The seeds of criminal behaviour are sown early in the lives of the convicted criminals in the Cayman Islands prison system, and not enough is being done to prevent it, a new report has revealed.
Attorney General Samuel Bulgin tabled a newly released report outlining pre-disposing factors to criminality in the Legislative Assembly last week.
Report author, Barbadian criminologist Yolande Forde, has worked in several jurisdictions in the United States and the Caribbean, argues that a lack of intervention in the early years is a key factor in creating the criminals filling Cayman’s prisons.
Ms Forde’s report was produced using statistical data collection techniques analyzing a core study population of 194 prisoners.
Researchers conducted surveys on a randomly picked sample size of 30 prisoners in Northward and Eagle House that were confidential, anonymous and voluntary.
The surveys consisted of 198 questions divided into eight areas of inquiry ranging from personal history to mental health and substance abuse.
The report’s objective was to root out the underlying determinants in criminal behaviour, revealing the people behind the crime.
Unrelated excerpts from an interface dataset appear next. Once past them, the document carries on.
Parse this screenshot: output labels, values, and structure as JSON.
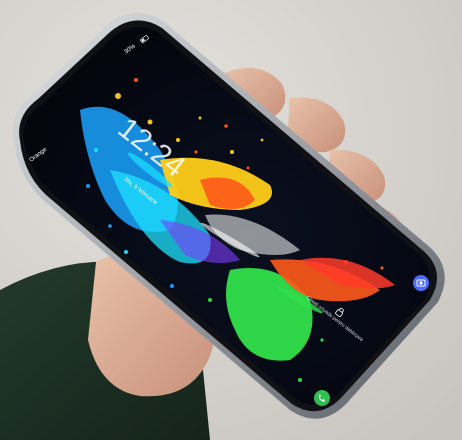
{
  "photo": {
    "description_free": true
  },
  "phone_screen": {
    "carrier": "Orange",
    "battery_percent": "30%",
    "clock_time": "12:24",
    "date_text": "Ma, 6 februarie",
    "unlock_hint": "Glisați oriunde pentru deblocare"
  },
  "colors": {
    "wall": "#d9d6d1",
    "sleeve": "#1f3326",
    "phone_body": "#111214",
    "phone_frame": "#b9bcc1",
    "screen_bg": "#04070d",
    "splash_blue": "#1aa3ff",
    "splash_yellow": "#ffcf1a",
    "splash_orange": "#ff5a1a",
    "splash_green": "#2fe04a",
    "splash_cyan": "#1de1ff",
    "splash_purple": "#7d3cff",
    "icon_blue": "#4c6bff",
    "icon_green": "#2fbf4f"
  },
  "icons": [
    "camera-shortcut-icon",
    "phone-shortcut-icon",
    "lock-icon",
    "battery-icon"
  ]
}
It reveals several criminal risk factors coursing through the backgrounds of many of Cayman Islands inmates.
In particular, the prisoners’ early years were found to have been of importance.
A full 47 per cent reported their mothers were aged 19 or younger when they were born. Without preconditions allowing proper support and nurturing, the report argues that such a child will likely be either mistreated or neglected.
Furthermore, many study participants had grown up in dysfunctional homes, punctuated by episodes of spousal and/or child abuse, alcohol and drug abuse, and raised by household members who were already involved in criminal activity and who had themselves served prison sentences.
In what the report called a disturbing finding, many inmates indicated they had performed poorly at school, either as a result of untreated learning disabilities or inappropriately suited educational programs.
A call is made to support the position proposed by of 2005 report on the National Consensus of the Future of Education in the Cayman Islands with regard to providing more technical subject options.
The report in particular takes issue with the fact that students pass through the educational system based not on merit but rather based on age, a problem that continues to perpetuate itself in the workforce.
‘Important life skills such as goal-setting and perseverance are not being instilled because they are not operating in and educational system based on meritocracy,’ Forde argues.
‘Another difficulty is that these individuals would go into the workplace and expect promotion and reward on that same basis and generally that is a false expectation.’
The inmates also revealed they had also displayed serious delinquency both in and out of school including, 64 per cent who had been either suspended or expelled, and whose parents had adapted a ‘laissez-faire’ attitude to their children’s education and behaviour; 60 per cent did not graduate high school, and of those who did graduate, only two had received a minimum of one O-level.
Looking at overt motivations for engaging in criminality, of the inmates surveyed who admitted their guilt, most had been incarcerated either as a result of a desire for money (crimes of gain), of which drug trafficking topped the list.
In a relatively prosperous society like the Cayman Islands, unemployment is not a problem. However, the report states that ‘apart from the force of habit, it may also be noted that potential property offenders tend to be among the most disadvantaged and vulnerable groups in society.’
The study also makes a startling revelation about the perceived criminality of certain immigrant groups, Jamaicans in particular. The study revealed that of the 181 men at Northward, a full 139 are Caymanian and only 39 are Jamaicans, indicating a truly indigenous criminality problem.
Of the prisoners interviewed, a majority of whom were aged 25 and older, most were frequent repeat offenders and a full 53 per cent had been in lock-up as a child.
A general attitude among the prisoners was that insufficient rehabilitation and parole support was on offer.
Drug use, with ganja at the forefront, was also a large part of interviewees’ lives, prevalent both inside and outside of prison with little deterrence from the possibility of drugs testing.
The report stresses the importance of the fundamental difference between controlling crime and creating a society where people are taught to control themselves, urging changes be made for a comprehensive and holistic crime prevention strategy.
‘Everything must be done to address the circumstances that are crime generative in nature that the individual does not develop a criminal disposition,’ it says.
The report also blames current conditions on the foundations of past crime prevention strategies in the Cayman Islands.
‘It is unfortunate that, over the years, myopic and blinkered views about crime prevention have led to an emphasis on situational crime prevention and control (i.e. policing) much to the neglect of more primary forms of prevention, which would have ultimately meant less hassle for the police and also less expenditure,’ it says.